By Brandon Engel
There are all sorts of devices that filmmakers use to mimic the effects of aging. We’ve all seen films that use heavy “age makeup” for the purpose of delineating time (notably in Orson Welles’ Citizen Kane). Another unique approach to was employed by French New Waver Francois Truffaut, who actually spent 20 years producing five separate features which showed the evolution and growth of the character Antoine Doinel. But Texas-based filmmaker Richard Linklater has done something unprecedented, condensing twelve years worth of footage into his seminal Boyhood. The film follows a young man’s physical and emotional growth from the age of seven to eighteen.
Formal innovation is what many have to come to expect from Linklater, who has long since been recognized as a distinguished auteur within the world of contemporary cinema. He first gained notice on the independent film circuit in 1991 with his offbeat, somewhat bizarre film, Slacker. Slacker would introduce to audiences and fellow filmmakers Linklater’s signature dialogue, in which characters often feature atypical characters engaging in philosophical conversations about everything from literature to pop culture. The film was nominated for Best First Feature and Best Director at the 1992 Independent Spirit Awards, and a special edition Blu-Ray was just released by Criterion.
In 1993, Linklater debuted the cult classic Dazed and Confused, which is a coming-of-age film about high school students in Texas circa 1976. It featured a cast of up and coming Hollywood actors, many of whom would become recognizable faces in a wide variety of notable movie roles in the nineties. Among the cast is the oft-quoted Matthew McConaughey portraying a creepy but charming older friend who frequents the same haunts as the current high school students, unwilling or unable to let go of his high school glory days, and we mustn’t forget the paddle-wielding bully played by Ben Affleck. The film follows a large cast as the Seniors glory in their newly elevated status and begin to realize that a chapter of their lives is soon coming to an end, while the Freshmen dodge the initiation rites a group of overzealous upperclassmen are attempting to inflict on them. The film is streamable on Netflix in some North American areas, and is still regularly broadcast on television.
In 1995, Linklater would veer away from his ensemble cast masterpieces in favor of a low-budget, conversation-driven love story with a cast of two.

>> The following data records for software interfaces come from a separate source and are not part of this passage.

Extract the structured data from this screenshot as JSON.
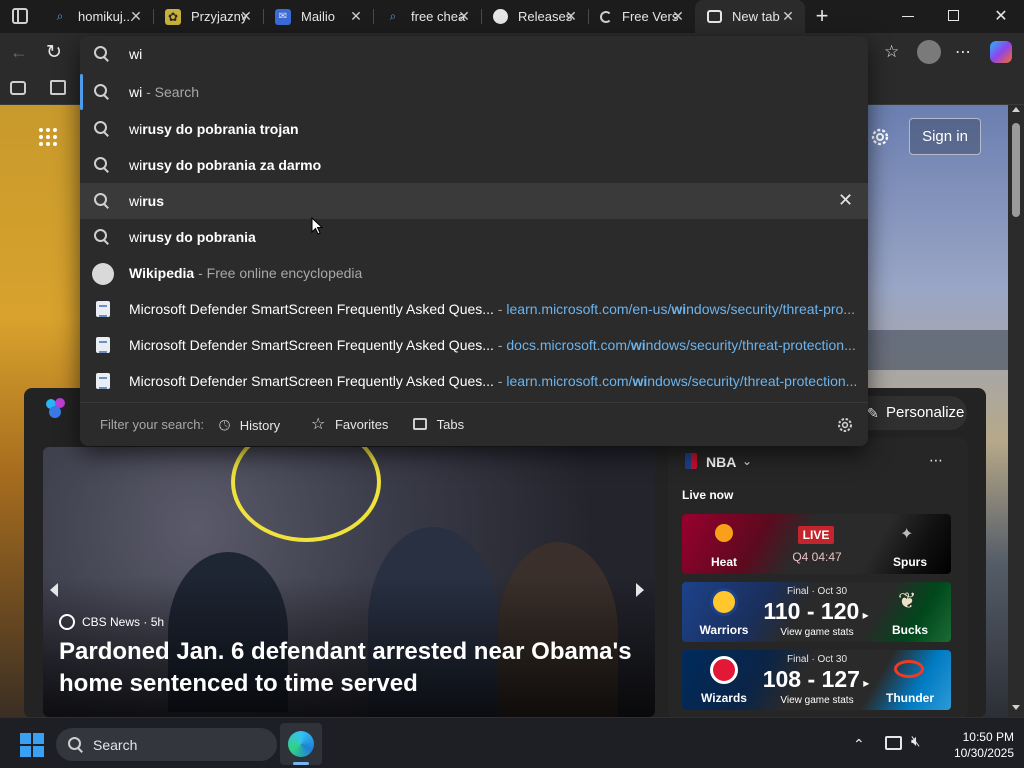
{
  "tabs": [
    {
      "title": "homikuj...",
      "icon": "search-icon"
    },
    {
      "title": "Przyjazny",
      "icon": "puzzle-icon"
    },
    {
      "title": "Mailio",
      "icon": "mail-icon"
    },
    {
      "title": "free chea",
      "icon": "search-icon"
    },
    {
      "title": "Releases",
      "icon": "github-icon"
    },
    {
      "title": "Free Vers",
      "icon": "loading-icon"
    },
    {
      "title": "New tab",
      "icon": "newtab-icon"
    }
  ],
  "omnibox": {
    "query": "wi",
    "suggestions": [
      {
        "bold": "wi",
        "rest": "",
        "suffix": " - Search",
        "type": "search"
      },
      {
        "bold": "wi",
        "rest": "rusy do pobrania trojan",
        "suffix": "",
        "type": "search"
      },
      {
        "bold": "wi",
        "rest": "rusy do pobrania za darmo",
        "suffix": "",
        "type": "search"
      },
      {
        "bold": "wi",
        "rest": "rus",
        "suffix": "",
        "type": "search"
      },
      {
        "bold": "wi",
        "rest": "rusy do pobrania",
        "suffix": "",
        "type": "search"
      },
      {
        "bold": "Wikipedia",
        "rest": "",
        "suffix": " - Free online encyclopedia",
        "type": "site"
      },
      {
        "title": "Microsoft Defender SmartScreen Frequently Asked Ques...",
        "url_pre": "learn.microsoft.com/en-us/",
        "url_bold": "wi",
        "url_post": "ndows/security/threat-pro...",
        "type": "history"
      },
      {
        "title": "Microsoft Defender SmartScreen Frequently Asked Ques...",
        "url_pre": "docs.microsoft.com/",
        "url_bold": "wi",
        "url_post": "ndows/security/threat-protection...",
        "type": "history"
      },
      {
        "title": "Microsoft Defender SmartScreen Frequently Asked Ques...",
        "url_pre": "learn.microsoft.com/",
        "url_bold": "wi",
        "url_post": "ndows/security/threat-protection...",
        "type": "history"
      }
    ],
    "filter_label": "Filter your search:",
    "filters": [
      "History",
      "Favorites",
      "Tabs"
    ]
  },
  "page": {
    "sign_in": "Sign in",
    "personalize": "Personalize",
    "news": {
      "source": "CBS News",
      "age": "5h",
      "headline_line1": "Pardoned Jan. 6 defendant arrested near Obama's",
      "headline_line2": "home sentenced to time served"
    },
    "nba": {
      "title": "NBA",
      "live_label": "Live now",
      "games": [
        {
          "home": "Heat",
          "away": "Spurs",
          "status": "LIVE",
          "clock": "Q4 04:47",
          "home_color": "#98002e",
          "away_color": "#111111"
        },
        {
          "home": "Warriors",
          "away": "Bucks",
          "status": "Final · Oct 30",
          "score": "110 - 120",
          "link": "View game stats",
          "home_color": "#1d428a",
          "away_color": "#00471b"
        },
        {
          "home": "Wizards",
          "away": "Thunder",
          "status": "Final · Oct 30",
          "score": "108 - 127",
          "link": "View game stats",
          "home_color": "#002b5c",
          "away_color": "#007ac1"
        }
      ]
    }
  },
  "taskbar": {
    "search_label": "Search",
    "time": "10:50 PM",
    "date": "10/30/2025"
  }
}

Before Sunrise introduced the world to Celine and Jesse, played by Julie Delpy and Ethan Hawke. The film follows the couple as they wander through Vienna discussing philosophy, sharing their views on love and life, and forming a bond that would spur Linklater, Delpy, and Hawke to re-team twice more to explore the evolution of Celine and Jesse’s relationship in two more films, each nine years apart. The first installment of the series is the best, and should be viewed immediately by any hopeless romantic out there who haven’t already seen it (streamable through Direct TV’s website, in it’s entirety) and it still gets shown in the art house circuit.
In between Celine and Jesse’s trilogy, Linklater made several more films, but with much less success, both critically and commercially. SubUrbia (not to be confused with the Penelope Spheeris film Suburbia) was released in 1996 with little fanfare. Focusing again on a group of slacker misfits, SubUrbia was lost among the many films that featured the same theme in the mid-90’s. In 1998, Linklater explored a new time period with, The Newton Boys, a gangster flick starring Matthew McConaughey and Ethan Hawke as two of the four titular bank robbing brothers from the 1920’s, who pulled off the boldest train robbery in history. The Newton Boys received only a lukewarm reception from critics and audiences.
With Waking Life in 2001, Linklater brought his love of philosophical exploration through conversation into a new realm. The film was shot live-action using handheld cameras before the film was painstakingly animated over, creating an innovative style and employing a new dimension to the film itself. Waking Life was nominated for two Independent Spirit Awards in 2002.
Following Waking Life‘s groundbreaking technique, Linklater stumbled with his follow-up, School of Rock. Although it did perform well at the box office, this Jack Black vehicle was formulaic and lacked the crispness of dialogue and thoughtfulness Linklater was known for. After the disappointment of School of Rock, Linklater returned to the dissection of Celine and Jesse’s relationship in Before Sunset. This collaboration, as well as 2013’s Before Midnight would earn the writing team of Linklater, Delpy, and Hawke an Oscar nomination for best screenplay.
Linklater’s reinvigorated career was further boosted by the warm reception of his 12-years in the making labor of love, Boyhood at the SXSW Festival. The film, which follows a boy throughout childhood, has garnered an incredible amount of buzz from critics and filmgoers. Boyhood won the SXSW Lone Star Award and the Special Jury Recognition. As anticipation increases for Boyhood’s release, positive reviews continue to pour in, predicting Boyhood to be the epitome of Linklater’s film career.
Brandon Engel is a Chicago based blogger who writes about everything from old school comic books to gothic horror literature to environmental law. Follow him on Twitter: @BrandonEngel2